Claire Campbell draws from recent work in cultural history, landscape studies in geography and art history, and environmental history to explore what happens when external agendas confront local realities -- a story central to the Canadian experience. Explorers, fishermen, artists, and park planners all were forced to respond to the unique contours of this inland sea; their encounters defined a regional identity even as they constructed a popular image for the Bay in the national imagination.
Beginning with a revealing analysis of the cartographic history of the Bay, Campbell proceeds to examine changing cultural representations of landscape over time, shifts between resource development and recreational use, recurring motifs of water and rock in landscape design and representation, changing memories of place, and the environmental politics of place read through debates about resource management and parks.
Campbell investigates the relationship between landscape, culture, and regional identity, and presents a case study in modern environmental thought. Each chapter presents a different type of encounter -- different ways in which people approached and interacted with the Bay. She incorporates a wide variety of sources, including art and literature, maps and survey journals, cottage architecture and boat design, government and park archives, tourism brochures, and oral interviews.
This is not a narrowly conceived local history but a focused argument about how places take on shifting cultural meanings over time. The author argues that the environment of Georgian Bay is not simply an imagined geography but has been created through an active engagement between cultural readings and physical circumstances. Shaped by the West Wind speaks to a wide variety of disciplines including geography, art and design, literary criticism, environmental studies, and public history.
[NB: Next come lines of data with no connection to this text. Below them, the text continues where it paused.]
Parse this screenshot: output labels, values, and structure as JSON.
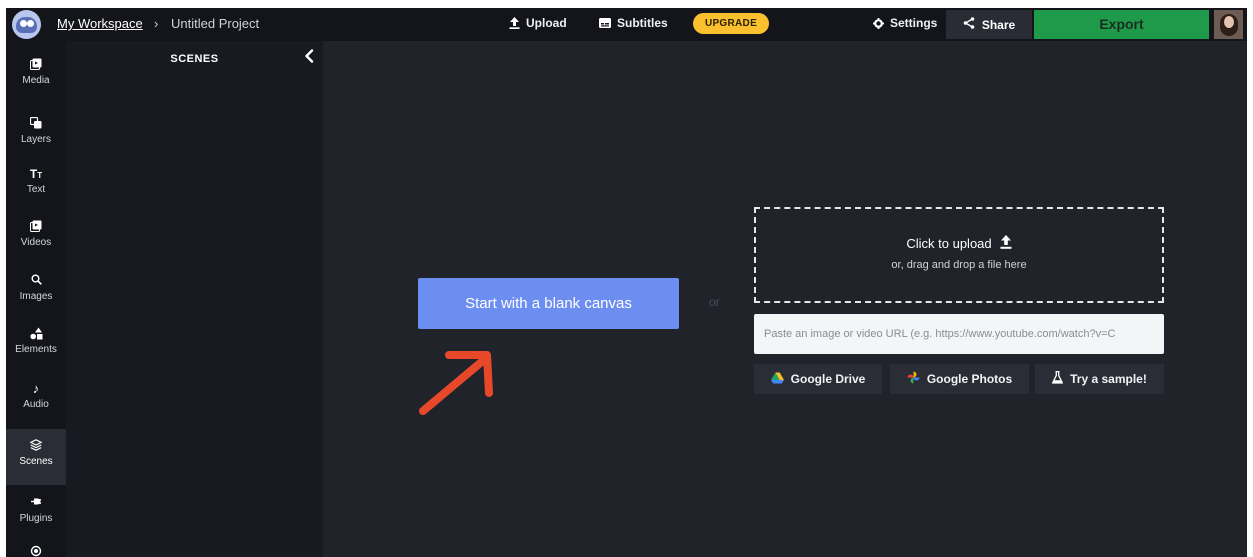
{
  "header": {
    "breadcrumb_workspace": "My Workspace",
    "breadcrumb_separator": "›",
    "breadcrumb_project": "Untitled Project",
    "upload_label": "Upload",
    "subtitles_label": "Subtitles",
    "upgrade_label": "UPGRADE",
    "settings_label": "Settings",
    "share_label": "Share",
    "export_label": "Export"
  },
  "sidebar": {
    "items": [
      {
        "label": "Media",
        "icon": "media-icon"
      },
      {
        "label": "Layers",
        "icon": "layers-icon"
      },
      {
        "label": "Text",
        "icon": "text-icon"
      },
      {
        "label": "Videos",
        "icon": "videos-icon"
      },
      {
        "label": "Images",
        "icon": "search-icon"
      },
      {
        "label": "Elements",
        "icon": "elements-icon"
      },
      {
        "label": "Audio",
        "icon": "music-note-icon"
      },
      {
        "label": "Scenes",
        "icon": "stack-icon",
        "active": true
      },
      {
        "label": "Plugins",
        "icon": "plug-icon"
      }
    ]
  },
  "scenes_panel": {
    "title": "SCENES"
  },
  "main": {
    "blank_canvas_label": "Start with a blank canvas",
    "or_label": "or",
    "upload_main": "Click to upload",
    "upload_sub": "or, drag and drop a file here",
    "url_placeholder": "Paste an image or video URL (e.g. https://www.youtube.com/watch?v=C",
    "google_drive_label": "Google Drive",
    "google_photos_label": "Google Photos",
    "try_sample_label": "Try a sample!"
  },
  "colors": {
    "accent_blue": "#6d8ef1",
    "export_green": "#1f9a4a",
    "upgrade_yellow": "#fbc02d",
    "annotation_arrow": "#e8482a"
  }
}
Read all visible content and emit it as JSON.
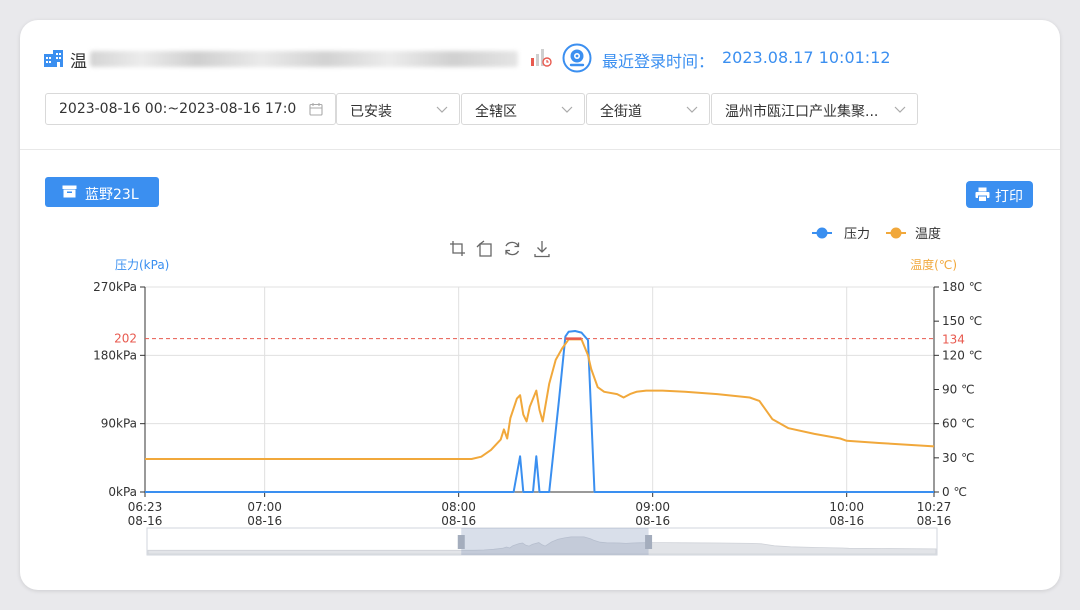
{
  "header": {
    "org_char": "温",
    "login_label": "最近登录时间：",
    "login_time": "2023.08.17 10:01:12"
  },
  "filters": {
    "date_range": "2023-08-16 00:~2023-08-16 17:0",
    "install_status": "已安装",
    "district": "全辖区",
    "street": "全街道",
    "organization": "温州市瓯江口产业集聚..."
  },
  "device_button_label": "蓝野23L",
  "print_button_label": "打印",
  "icons": [
    "building-icon",
    "signal-icon",
    "camera-icon",
    "calendar-icon",
    "chevron-down-icon",
    "device-icon",
    "printer-icon",
    "crop-icon",
    "undo-icon",
    "refresh-icon",
    "download-icon"
  ],
  "colors": {
    "accent": "#3b8ff0",
    "pressure": "#3a8ff0",
    "temperature": "#f1a83b",
    "threshold": "#e85a4f"
  },
  "chart_data": {
    "type": "line",
    "legend": {
      "position": "top-right",
      "items": [
        "压力",
        "温度"
      ]
    },
    "y_left": {
      "label": "压力(kPa)",
      "min": 0,
      "max": 270,
      "ticks": [
        "0kPa",
        "90kPa",
        "180kPa",
        "270kPa"
      ],
      "tick_values": [
        0,
        90,
        180,
        270
      ]
    },
    "y_right": {
      "label": "温度(℃)",
      "min": 0,
      "max": 180,
      "ticks": [
        "0 ℃",
        "30 ℃",
        "60 ℃",
        "90 ℃",
        "120 ℃",
        "150 ℃",
        "180 ℃"
      ],
      "tick_values": [
        0,
        30,
        60,
        90,
        120,
        150,
        180
      ]
    },
    "x_range": [
      "06:23",
      "10:27"
    ],
    "x_ticks": [
      {
        "t": "06:23",
        "time": "06:23",
        "date": "08-16"
      },
      {
        "t": "07:00",
        "time": "07:00",
        "date": "08-16"
      },
      {
        "t": "08:00",
        "time": "08:00",
        "date": "08-16"
      },
      {
        "t": "09:00",
        "time": "09:00",
        "date": "08-16"
      },
      {
        "t": "10:00",
        "time": "10:00",
        "date": "08-16"
      },
      {
        "t": "10:27",
        "time": "10:27",
        "date": "08-16"
      }
    ],
    "thresholds": {
      "pressure": 202,
      "pressure_label": "202",
      "temperature": 134,
      "temperature_label": "134"
    },
    "series": [
      {
        "name": "压力",
        "axis": "left",
        "points": [
          [
            "06:23",
            0
          ],
          [
            "08:02",
            0
          ],
          [
            "08:10",
            0
          ],
          [
            "08:15",
            0
          ],
          [
            "08:17",
            0
          ],
          [
            "08:19",
            47
          ],
          [
            "08:20",
            0
          ],
          [
            "08:23",
            0
          ],
          [
            "08:24",
            47
          ],
          [
            "08:25",
            0
          ],
          [
            "08:28",
            0
          ],
          [
            "08:31",
            120
          ],
          [
            "08:33",
            205
          ],
          [
            "08:34",
            211
          ],
          [
            "08:36",
            212
          ],
          [
            "08:38",
            210
          ],
          [
            "08:40",
            200
          ],
          [
            "08:42",
            0
          ],
          [
            "10:27",
            0
          ]
        ]
      },
      {
        "name": "温度",
        "axis": "right",
        "points": [
          [
            "06:23",
            29
          ],
          [
            "08:04",
            29
          ],
          [
            "08:07",
            31
          ],
          [
            "08:10",
            37
          ],
          [
            "08:13",
            46
          ],
          [
            "08:14",
            55
          ],
          [
            "08:15",
            47
          ],
          [
            "08:16",
            65
          ],
          [
            "08:18",
            82
          ],
          [
            "08:19",
            85
          ],
          [
            "08:20",
            68
          ],
          [
            "08:21",
            62
          ],
          [
            "08:22",
            75
          ],
          [
            "08:24",
            89
          ],
          [
            "08:25",
            72
          ],
          [
            "08:26",
            62
          ],
          [
            "08:28",
            95
          ],
          [
            "08:30",
            116
          ],
          [
            "08:32",
            126
          ],
          [
            "08:34",
            134
          ],
          [
            "08:36",
            134
          ],
          [
            "08:38",
            134
          ],
          [
            "08:40",
            120
          ],
          [
            "08:41",
            108
          ],
          [
            "08:43",
            92
          ],
          [
            "08:45",
            88
          ],
          [
            "08:49",
            86
          ],
          [
            "08:51",
            83
          ],
          [
            "08:53",
            86
          ],
          [
            "08:55",
            88
          ],
          [
            "08:58",
            89
          ],
          [
            "09:03",
            89
          ],
          [
            "09:10",
            88
          ],
          [
            "09:20",
            86
          ],
          [
            "09:30",
            83
          ],
          [
            "09:33",
            80
          ],
          [
            "09:37",
            64
          ],
          [
            "09:42",
            56
          ],
          [
            "09:50",
            51
          ],
          [
            "09:58",
            47
          ],
          [
            "10:00",
            45
          ],
          [
            "10:10",
            43
          ],
          [
            "10:27",
            40
          ]
        ]
      }
    ],
    "data_zoom": {
      "start": "08:00",
      "end": "08:58"
    }
  }
}
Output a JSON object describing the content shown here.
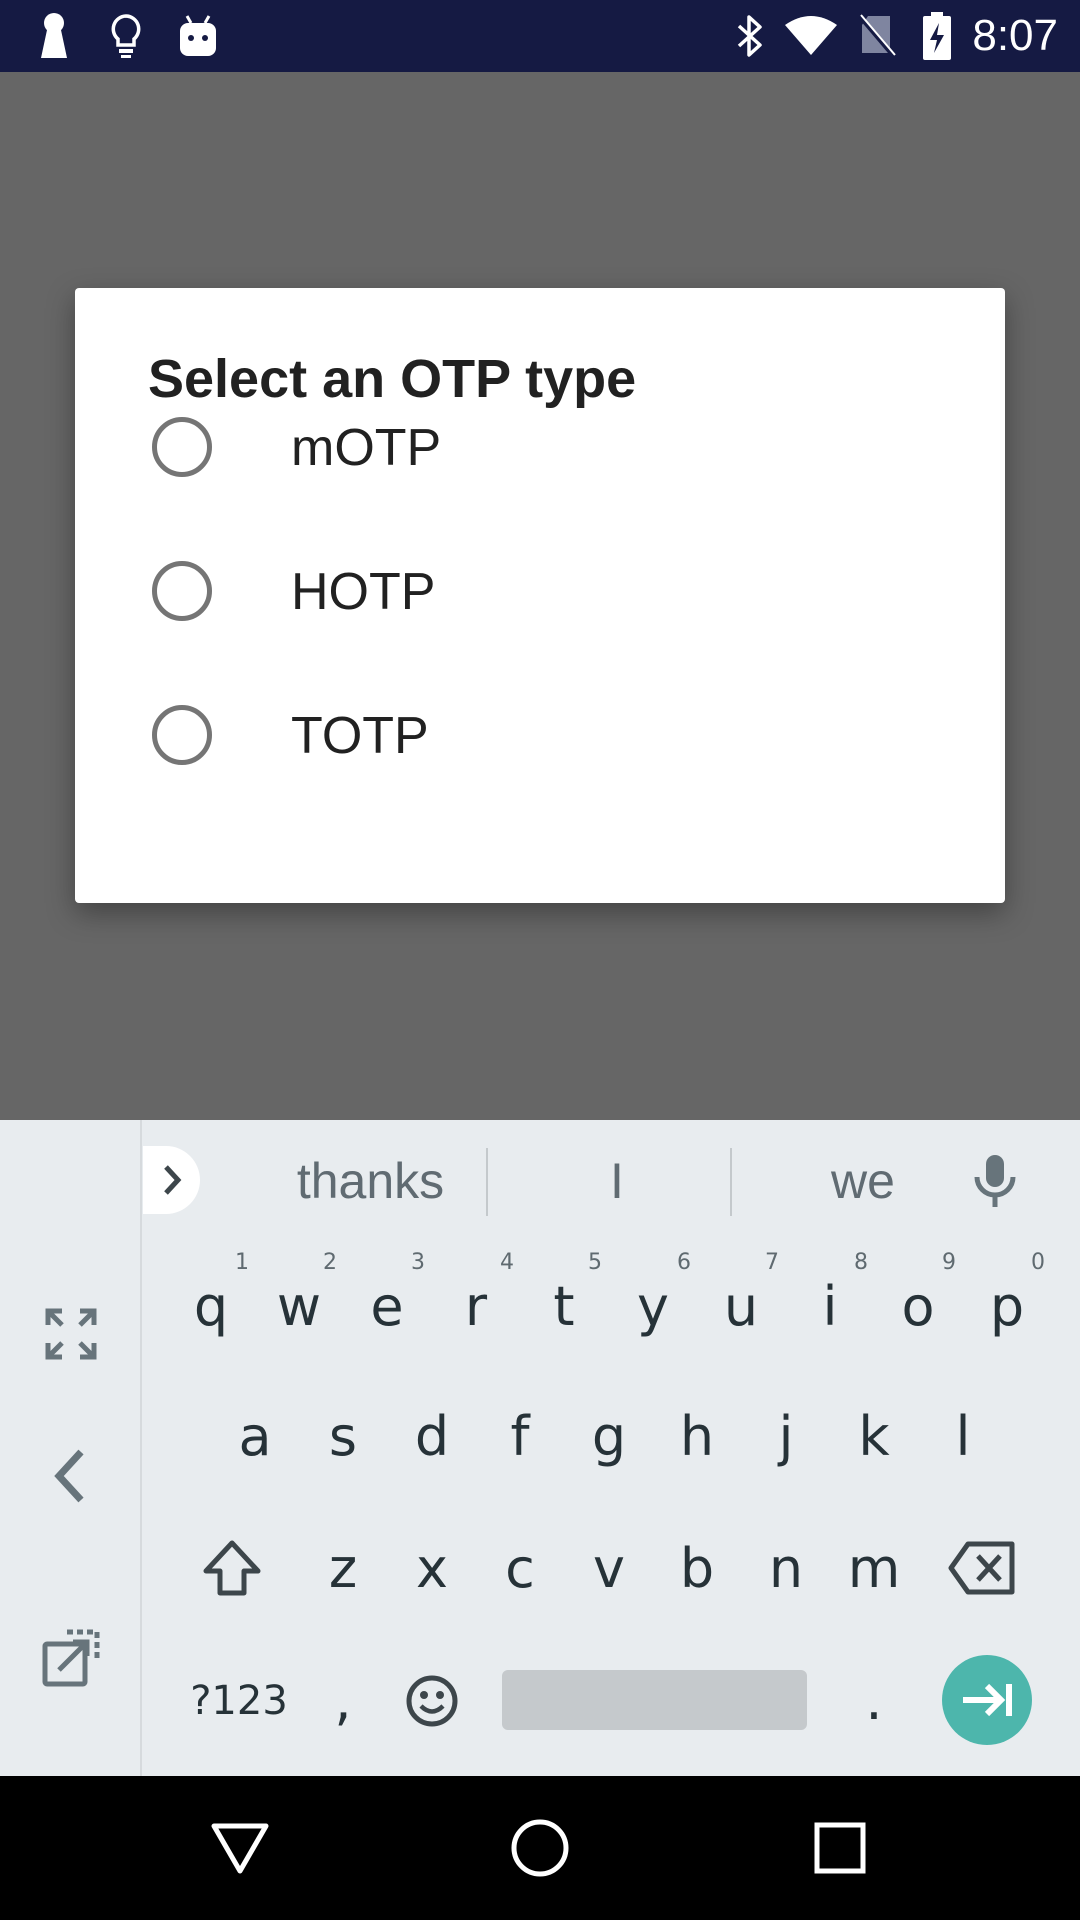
{
  "status_bar": {
    "time": "8:07",
    "left_icons": [
      "keyhole-icon",
      "lightbulb-icon",
      "android-icon"
    ],
    "right_icons": [
      "bluetooth-icon",
      "wifi-icon",
      "no-sim-icon",
      "battery-charging-icon"
    ],
    "background": "#151a43"
  },
  "dialog": {
    "title": "Select an OTP type",
    "options": [
      {
        "label": "mOTP",
        "selected": false
      },
      {
        "label": "HOTP",
        "selected": false
      },
      {
        "label": "TOTP",
        "selected": false
      }
    ]
  },
  "keyboard": {
    "suggestions": [
      "thanks",
      "I",
      "we"
    ],
    "row1": [
      {
        "key": "q",
        "hint": "1"
      },
      {
        "key": "w",
        "hint": "2"
      },
      {
        "key": "e",
        "hint": "3"
      },
      {
        "key": "r",
        "hint": "4"
      },
      {
        "key": "t",
        "hint": "5"
      },
      {
        "key": "y",
        "hint": "6"
      },
      {
        "key": "u",
        "hint": "7"
      },
      {
        "key": "i",
        "hint": "8"
      },
      {
        "key": "o",
        "hint": "9"
      },
      {
        "key": "p",
        "hint": "0"
      }
    ],
    "row2": [
      "a",
      "s",
      "d",
      "f",
      "g",
      "h",
      "j",
      "k",
      "l"
    ],
    "row3": [
      "z",
      "x",
      "c",
      "v",
      "b",
      "n",
      "m"
    ],
    "symbols_label": "?123",
    "comma": ",",
    "period": ".",
    "accent": "#4db6ac"
  },
  "nav_bar": {
    "buttons": [
      "back-icon",
      "home-icon",
      "recents-icon"
    ]
  }
}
It will appeal to anyone interested in the environmental dimensions of Canadian history.
About the author
Claire Elizabeth Campbell is professor of history at Bucknell University and author of Nature, Place, and Story: Rethinking Historic Sites in Canada.
Campbell gives a well-reasoned and reflective yet unromanticized account of a place that has captivated many people for centuries (herself and myself included). Her prose is crisp and fluid, and the book is a true pleasure to read.
University of Toronto Quarterly, Vol. 75, No. 1, Winter 2006